If you’re anything like me, you grew up hearing a lot of idioms. Popular Idioms and Phrases Book is for those of you who don’t know, an idiom is “a group of words established by usage as having a meaning not deducible from those of the individual words.” In other words, it’s a phrase that means something different than what the words themselves mean. For example, one idiom is “it’s raining cats and dogs.” This doesn’t mean that actual cats and dogs are falling from the sky (although that would be pretty crazy). It means that it’s raining really hard. Another example is “I’m pulling your leg.” This doesn’t mean that I’m actually going to grab your leg and pull it. It means I’m joking with you. There are tons of idioms in English, and some of them are really strange. Here are 10 of the most insane American idioms: There are some idioms that just make you ask yourself “what the heck does that even mean?” Here are some of the most utterly you’ll ever come across.
The World’s Most Common Phrases Explained
I’m not going to sugarcoat it” This idiom is used when someone is about to give you some bad news.
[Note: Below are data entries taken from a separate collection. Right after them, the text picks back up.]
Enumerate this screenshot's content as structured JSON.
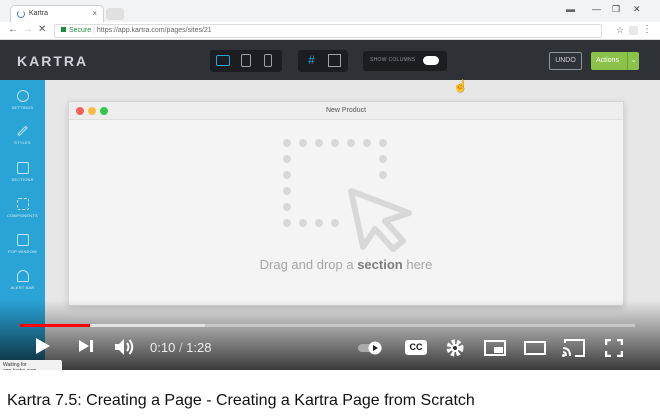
{
  "browser": {
    "tab_title": "Kartra",
    "tab_close": "×",
    "url_secure": "Secure",
    "url": "https://app.kartra.com/pages/sites/21",
    "window_controls": [
      "▬",
      "—",
      "❐",
      "✕"
    ]
  },
  "kartra": {
    "logo": "KARTRA",
    "show_columns": "SHOW COLUMNS",
    "undo": "UNDO",
    "actions": "Actions",
    "sidebar": [
      {
        "label": "SETTINGS",
        "icon": "gear-icon"
      },
      {
        "label": "STYLES",
        "icon": "brush-icon"
      },
      {
        "label": "SECTIONS",
        "icon": "grid-icon"
      },
      {
        "label": "COMPONENTS",
        "icon": "crop-icon"
      },
      {
        "label": "POP WINDOW",
        "icon": "popup-icon"
      },
      {
        "label": "ALERT BAR",
        "icon": "bell-icon"
      }
    ],
    "window_title": "New Product",
    "drop_hint_pre": "Drag and drop a",
    "drop_hint_bold": "section",
    "drop_hint_post": "here"
  },
  "player": {
    "current_time": "0:10",
    "duration": "1:28",
    "progress_fraction": 0.114,
    "loaded_fraction": 0.3,
    "cc": "CC",
    "status_text": "Waiting for app.kartra.com..."
  },
  "video_title": "Kartra 7.5: Creating a Page - Creating a Kartra Page from Scratch",
  "colors": {
    "accent": "#2aa3d6",
    "actions": "#8bc34a",
    "progress": "#ff0000"
  }
}
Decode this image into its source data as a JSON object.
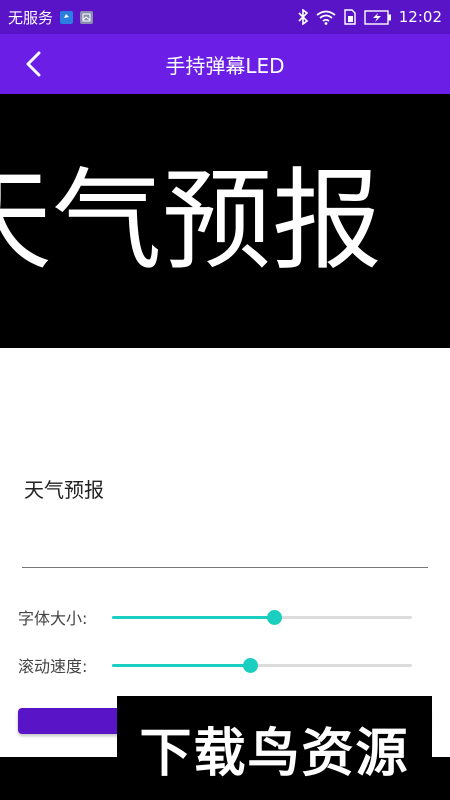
{
  "status_bar": {
    "carrier": "无服务",
    "time": "12:02"
  },
  "title_bar": {
    "title": "手持弹幕LED"
  },
  "led": {
    "scrolling_text": "天气预报"
  },
  "input": {
    "value": "天气预报"
  },
  "controls": {
    "font_size_label": "字体大小:",
    "font_size_value": 0.54,
    "scroll_speed_label": "滚动速度:",
    "scroll_speed_value": 0.46
  },
  "watermark": {
    "text": "下载鸟资源"
  },
  "colors": {
    "status_bar": "#5a14c8",
    "title_bar": "#6a1ee6",
    "slider_accent": "#1bcfc0"
  }
}
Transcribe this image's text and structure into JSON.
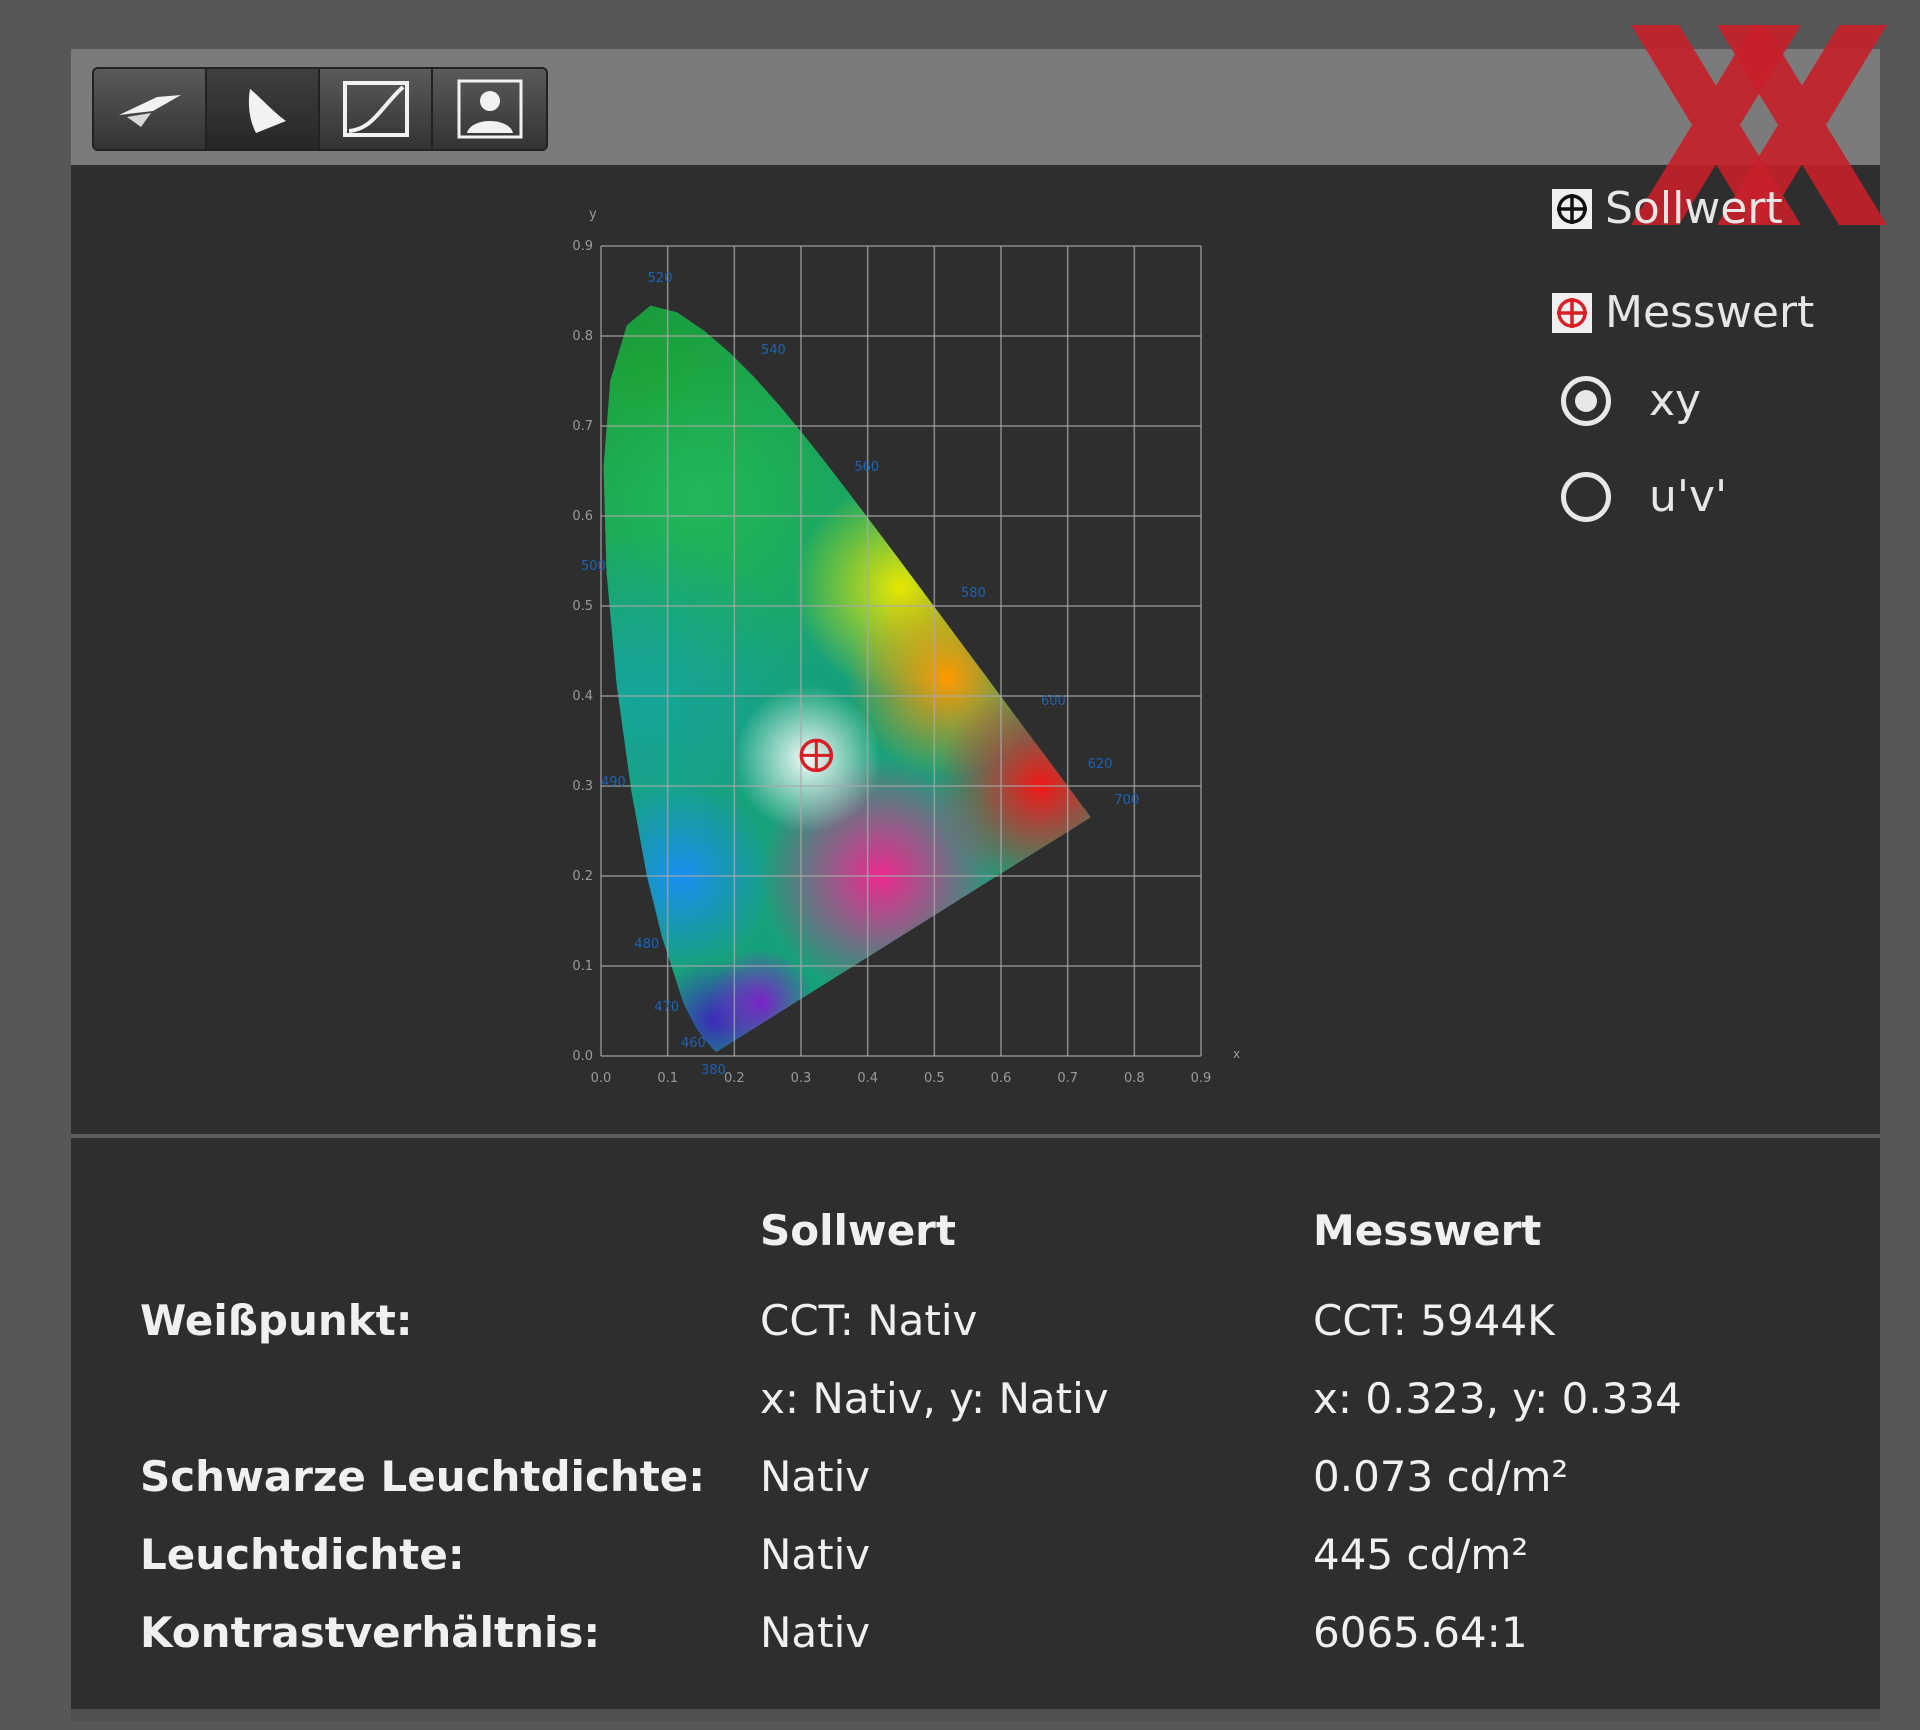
{
  "toolbar": {
    "tools": [
      {
        "name": "display-tool",
        "active": false
      },
      {
        "name": "gamut-tool",
        "active": true
      },
      {
        "name": "curve-tool",
        "active": false
      },
      {
        "name": "person-tool",
        "active": false
      }
    ]
  },
  "chart_data": {
    "type": "scatter",
    "title": "",
    "xlabel": "x",
    "ylabel": "y",
    "xlim": [
      0.0,
      0.9
    ],
    "ylim": [
      0.0,
      0.9
    ],
    "xticks": [
      "0.0",
      "0.1",
      "0.2",
      "0.3",
      "0.4",
      "0.5",
      "0.6",
      "0.7",
      "0.8",
      "0.9"
    ],
    "yticks": [
      "0.0",
      "0.1",
      "0.2",
      "0.3",
      "0.4",
      "0.5",
      "0.6",
      "0.7",
      "0.8",
      "0.9"
    ],
    "grid": true,
    "wavelength_labels": [
      "520",
      "540",
      "560",
      "580",
      "600",
      "620",
      "700",
      "500",
      "490",
      "480",
      "470",
      "460",
      "380"
    ],
    "measured_point": {
      "x": 0.323,
      "y": 0.334
    },
    "legend_position": "top-right"
  },
  "legend": {
    "target_label": "Sollwert",
    "measured_label": "Messwert",
    "option_xy": "xy",
    "option_uv": "u'v'",
    "selected": "xy"
  },
  "table": {
    "col_target": "Sollwert",
    "col_measured": "Messwert",
    "rows": [
      {
        "label": "Weißpunkt:",
        "target": "CCT: Nativ",
        "measured": "CCT: 5944K"
      },
      {
        "label": "",
        "target": "x: Nativ, y: Nativ",
        "measured": "x: 0.323, y: 0.334"
      },
      {
        "label": "Schwarze Leuchtdichte:",
        "target": "Nativ",
        "measured": "0.073 cd/m²"
      },
      {
        "label": "Leuchtdichte:",
        "target": "Nativ",
        "measured": "445 cd/m²"
      },
      {
        "label": "Kontrastverhältnis:",
        "target": "Nativ",
        "measured": "6065.64:1"
      }
    ]
  },
  "colors": {
    "panel": "#2e2e2e",
    "toolbar": "#7b7b7b",
    "logo_red": "#c8202a",
    "measured_marker": "#d81f26",
    "wavelength_text": "#1c63b5"
  }
}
It’s as if they are saying “I’m not going to make this sound better than it is.”I have a bone to pick with you” This idiom is used when someone has a grievance with another person. It’s as if they are saying “I have a problem with you that I need to address.” “I’m pulling your leg” This idiom is used when someone is joking with you. They are essentially saying “I’m just teasing you.” If you like to know more about them you can check the Popular Idioms and Phrases Book and it can be helpful.
The Most Annoying You’ll Ever Hear Popular Idioms
We all know them, those pesky little phrases that people love to use in conversation, regardless of whether or not they actually make sense. Idioms are everywhere, and they can be incredibly annoying, especially when you have no idea what they mean. Here are some of the most annoying idioms you’ll ever hear “I’m not going to sugarcoat it” This one is just plain frustrating. Why can’t you just say what you mean? Do you really need to make a reference to sugar in order to get your point across?
“I’m just being honest” This is usually said right before someone says something incredibly rude. And, of course, they think that their honesty justifies their rudeness. But, in reality, they’re just being a jerk. “I’m not judging Again, this is usually said before someone says something judgmental. They think that by prefacing their comment with this.